Data for the task:
────────

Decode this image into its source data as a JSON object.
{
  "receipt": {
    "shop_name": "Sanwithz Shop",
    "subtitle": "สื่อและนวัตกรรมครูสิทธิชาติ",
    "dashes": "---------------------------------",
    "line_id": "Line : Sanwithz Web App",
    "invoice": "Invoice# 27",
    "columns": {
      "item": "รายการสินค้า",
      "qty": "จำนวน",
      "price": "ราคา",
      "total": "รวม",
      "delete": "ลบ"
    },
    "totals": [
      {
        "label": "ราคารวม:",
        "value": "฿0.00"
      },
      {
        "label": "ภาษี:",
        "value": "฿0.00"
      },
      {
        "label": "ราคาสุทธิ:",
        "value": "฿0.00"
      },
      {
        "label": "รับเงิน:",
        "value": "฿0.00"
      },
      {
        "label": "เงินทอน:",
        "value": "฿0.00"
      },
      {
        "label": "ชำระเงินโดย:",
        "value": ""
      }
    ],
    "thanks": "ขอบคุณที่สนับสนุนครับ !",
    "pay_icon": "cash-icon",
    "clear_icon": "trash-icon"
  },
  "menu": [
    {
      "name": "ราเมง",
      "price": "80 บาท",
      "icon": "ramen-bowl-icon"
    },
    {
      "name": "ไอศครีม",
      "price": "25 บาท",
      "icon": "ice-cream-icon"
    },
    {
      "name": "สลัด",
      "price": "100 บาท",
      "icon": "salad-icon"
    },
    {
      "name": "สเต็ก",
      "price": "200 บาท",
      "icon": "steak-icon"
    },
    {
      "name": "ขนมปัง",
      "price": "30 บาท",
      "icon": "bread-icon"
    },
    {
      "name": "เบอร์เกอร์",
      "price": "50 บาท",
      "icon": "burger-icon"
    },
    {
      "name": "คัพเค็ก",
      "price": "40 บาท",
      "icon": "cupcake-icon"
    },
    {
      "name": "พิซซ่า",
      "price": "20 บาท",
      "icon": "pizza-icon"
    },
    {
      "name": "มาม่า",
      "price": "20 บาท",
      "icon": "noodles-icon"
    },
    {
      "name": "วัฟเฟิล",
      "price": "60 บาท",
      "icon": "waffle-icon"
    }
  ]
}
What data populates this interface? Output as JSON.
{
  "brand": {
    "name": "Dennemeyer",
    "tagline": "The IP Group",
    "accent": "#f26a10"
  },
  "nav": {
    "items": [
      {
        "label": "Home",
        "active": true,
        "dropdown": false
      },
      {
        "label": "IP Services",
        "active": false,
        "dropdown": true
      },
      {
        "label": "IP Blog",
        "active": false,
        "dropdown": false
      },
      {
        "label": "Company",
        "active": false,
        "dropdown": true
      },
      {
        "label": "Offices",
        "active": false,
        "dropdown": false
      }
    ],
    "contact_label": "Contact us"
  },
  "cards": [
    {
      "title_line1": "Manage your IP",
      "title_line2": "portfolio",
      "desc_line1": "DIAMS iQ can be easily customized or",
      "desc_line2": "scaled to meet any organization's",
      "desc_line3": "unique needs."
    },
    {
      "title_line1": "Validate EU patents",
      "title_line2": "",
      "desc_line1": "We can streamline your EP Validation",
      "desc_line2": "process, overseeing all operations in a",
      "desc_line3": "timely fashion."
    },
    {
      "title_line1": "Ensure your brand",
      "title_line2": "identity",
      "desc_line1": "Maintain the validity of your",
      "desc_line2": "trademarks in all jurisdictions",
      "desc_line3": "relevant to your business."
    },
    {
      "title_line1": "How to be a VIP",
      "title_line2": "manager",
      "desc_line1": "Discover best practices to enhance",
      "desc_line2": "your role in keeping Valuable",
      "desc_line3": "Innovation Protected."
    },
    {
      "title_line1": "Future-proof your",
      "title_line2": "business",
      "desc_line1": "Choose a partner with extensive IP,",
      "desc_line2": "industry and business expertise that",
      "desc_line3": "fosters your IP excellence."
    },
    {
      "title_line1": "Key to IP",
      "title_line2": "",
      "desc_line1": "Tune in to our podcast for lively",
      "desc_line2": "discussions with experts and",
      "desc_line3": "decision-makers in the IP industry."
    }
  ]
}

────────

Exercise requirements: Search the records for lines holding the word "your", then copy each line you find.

Task response:
      "title_line1": "Manage your IP",
      "desc_line1": "We can streamline your EP Validation",
      "title_line1": "Ensure your brand",
      "desc_line1": "Maintain the validity of your",
      "desc_line3": "relevant to your business."
      "desc_line2": "your role in keeping Valuable",
      "title_line1": "Future-proof your",
      "desc_line3": "fosters your IP excellence."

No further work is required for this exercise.